The program incentivizes investment in OZs by deferring and partially avoiding capital gains tax for those who invest in a Qualified Opportunity Fund (QOF), a U.S. partnership or corporation that intends to invest at least 90% of its holdings in one or more qualified OZs.
Any individual, corporation or trust can defer gains from the sale or exchange of property by investing an amount equal to such gains in a QOF within 180 days of such gain.
1. Taxation on the original gain is deferred until the earlier of disposition of the QOF interest or Dec. 31, 2026.
2. Reduction of those deferred taxes by 10 percent if property is held for 5 years and by 15 percent if property is held for 7 years.
3. No taxes due on any additional gain generated by the QOF upon sale or exchange of the investment if a QOF is held for 10 or more years.
The benefits from the federal level may be combined with local incentives, such as tax increment financing incentives or other project entitlements.
Example: A corporation originally invested $1,000 into an asset, and then sold that asset for $1,100 in 2019. Subsequently, it invested $100 (gain on sale equal to $1,100 - $1,000 of basis) in a QOF within 180 days and that QOF invested in a property in a QOZ. In this scenario, the corporation does not need to pay the $21 ($100 * 21 percent) of taxes on the $100 gain in 2019, and it can defer the tax until as late as 2026. If the investment is held in the QOF for 5 years and then sold in 2024, taxes owed are $18.90 ($21 * 90 percent). If the investment is held for 7 years and sold in 2026, taxes owed are $17.85 ($21 * 85 percent). Even if the investment is held in the QOF beyond 2026, taxes equal to $17.85 are still owed as of 12/31/2026.
However, if the investment is held in the QOF for 10 years or more, the corporation may elect to step up the basis of its investment to the fair market value, which may result in no capital gains being recognized and thus no further tax paid upon its sale of the asset.
Sounds great, but where are they?
In addition to gaining clarification from the Department of Treasury and the IRS, there are other practical hurdles to clear before a deal can really take off.
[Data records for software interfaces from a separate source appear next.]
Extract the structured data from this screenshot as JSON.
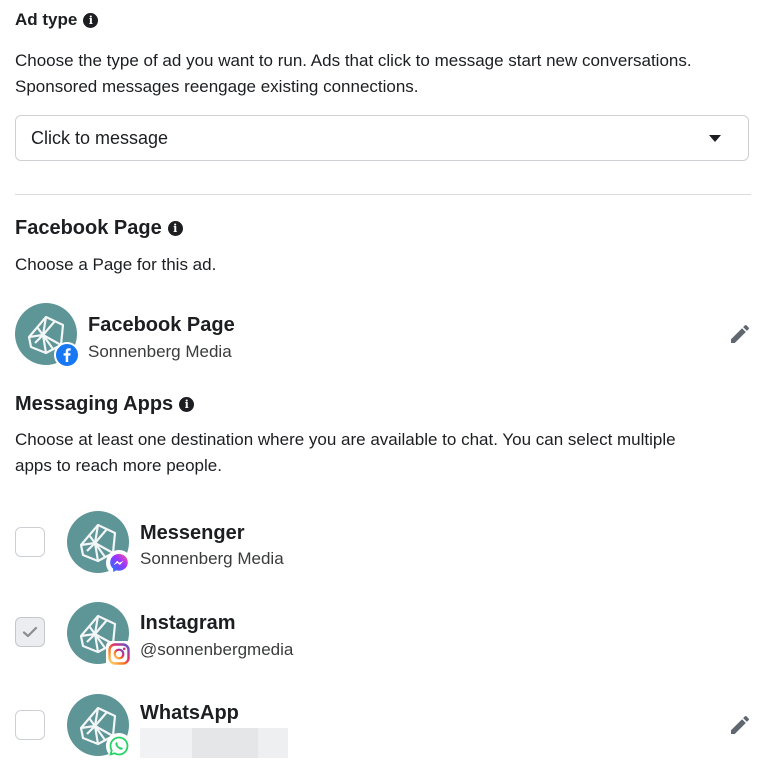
{
  "ad_type": {
    "title": "Ad type",
    "description_line1": "Choose the type of ad you want to run. Ads that click to message start new conversations.",
    "description_line2": "Sponsored messages reengage existing connections.",
    "selected": "Click to message"
  },
  "facebook_page": {
    "title": "Facebook Page",
    "description": "Choose a Page for this ad.",
    "item": {
      "name": "Facebook Page",
      "subtitle": "Sonnenberg Media"
    }
  },
  "messaging_apps": {
    "title": "Messaging Apps",
    "description_line1": "Choose at least one destination where you are available to chat. You can select multiple",
    "description_line2": "apps to reach more people.",
    "items": [
      {
        "name": "Messenger",
        "subtitle": "Sonnenberg Media",
        "checked": false,
        "badge_icon": "messenger-icon"
      },
      {
        "name": "Instagram",
        "subtitle": "@sonnenbergmedia",
        "checked": true,
        "badge_icon": "instagram-icon"
      },
      {
        "name": "WhatsApp",
        "subtitle": "",
        "checked": false,
        "badge_icon": "whatsapp-icon"
      }
    ]
  },
  "colors": {
    "avatar": "#5e9597",
    "facebook": "#1877f2",
    "whatsapp": "#25d366"
  }
}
OZs are typically areas that have chronically low employment rates and incomes, which are in turn areas that are not appealing to traditional investors. Although the program was designed to encourage the flow of capital into and development of these areas, thereby creating jobs and raising incomes, the practical side of finding real estate deals given the economics is a struggle.
One solution would be to combine other sources to the capital stack. Public-private partnerships could help facilitate deals. As aforementioned, projects could benefit by receiving a TIF or PILOT designation, reducing property taxes, and LIHTC and NMTC projects are a good match given the term of the respective programs align well with the benefit period of projects in OZs.
Additionally, real estate facilities that serve public and private uses may prove to be a good fit, such as new K-12 or charter schools, higher education teaching, research facilities, government office buildings or sports facilities. The opportunity zone program provides tax advantages that may allow private capital to be more willing to accept lower returns on a long-term lease or a build to suite for a government use, given the enhanced return provided by the tax advantages.
Finally, the Opportunity Zone Program is in its infant stage. People are trying to figure it out, and further guidance is needed. However, in terms of tax reform it is exciting, as the most recent overhaul to compare it to happened more than three decades ago with the Tax Reform Act of 1986 when public housing moved out of governments' hands and over to private developers. The reasons for tax reform in both of these cases are similar. There was then and is today, an extreme lack of development and capital going into lower income areas, and the government and America is realizing it is a bigger issue than they can fix alone. They are realizing that we need to do it together, through private/public partnerships - and if it proves to be as successful as the Tax Reform Act of 1986, it will be truly wonderful to see what new development is built over the course of the next couple decades.